* [WHAT THE TASK ASKS] Which lines in the records below contain the word "color"? Copy each one out.

* [RECORDS FOR THIS EXERCISE]
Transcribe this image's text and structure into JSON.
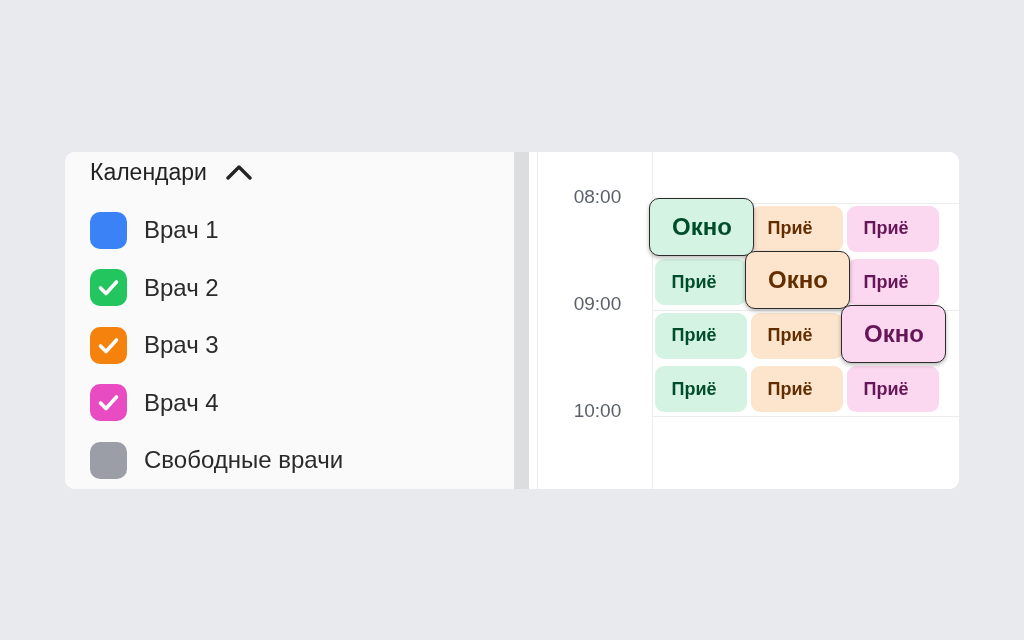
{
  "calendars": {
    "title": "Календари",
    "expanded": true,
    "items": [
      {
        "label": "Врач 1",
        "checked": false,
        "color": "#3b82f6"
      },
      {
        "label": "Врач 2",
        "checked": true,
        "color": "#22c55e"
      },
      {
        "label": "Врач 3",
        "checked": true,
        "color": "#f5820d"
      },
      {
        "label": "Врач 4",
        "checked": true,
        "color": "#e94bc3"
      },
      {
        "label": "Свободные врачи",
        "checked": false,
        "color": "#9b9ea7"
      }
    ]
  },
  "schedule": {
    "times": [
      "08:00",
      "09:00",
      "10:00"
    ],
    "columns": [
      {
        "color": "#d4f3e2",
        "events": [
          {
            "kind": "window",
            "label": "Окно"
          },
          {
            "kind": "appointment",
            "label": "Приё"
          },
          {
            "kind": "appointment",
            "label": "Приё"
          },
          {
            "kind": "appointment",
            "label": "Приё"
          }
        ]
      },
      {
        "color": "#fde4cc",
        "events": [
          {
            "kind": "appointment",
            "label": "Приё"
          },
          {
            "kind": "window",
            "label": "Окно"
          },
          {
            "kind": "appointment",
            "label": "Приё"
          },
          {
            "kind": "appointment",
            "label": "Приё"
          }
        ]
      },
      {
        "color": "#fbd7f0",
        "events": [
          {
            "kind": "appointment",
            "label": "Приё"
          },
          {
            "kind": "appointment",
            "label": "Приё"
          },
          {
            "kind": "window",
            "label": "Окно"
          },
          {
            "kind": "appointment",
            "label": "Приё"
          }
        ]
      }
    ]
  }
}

* [PROBLEM SOLUTION]
        "color": "#3b82f6"
        "color": "#22c55e"
        "color": "#f5820d"
        "color": "#e94bc3"
        "color": "#9b9ea7"
        "color": "#d4f3e2",
        "color": "#fde4cc",
        "color": "#fbd7f0",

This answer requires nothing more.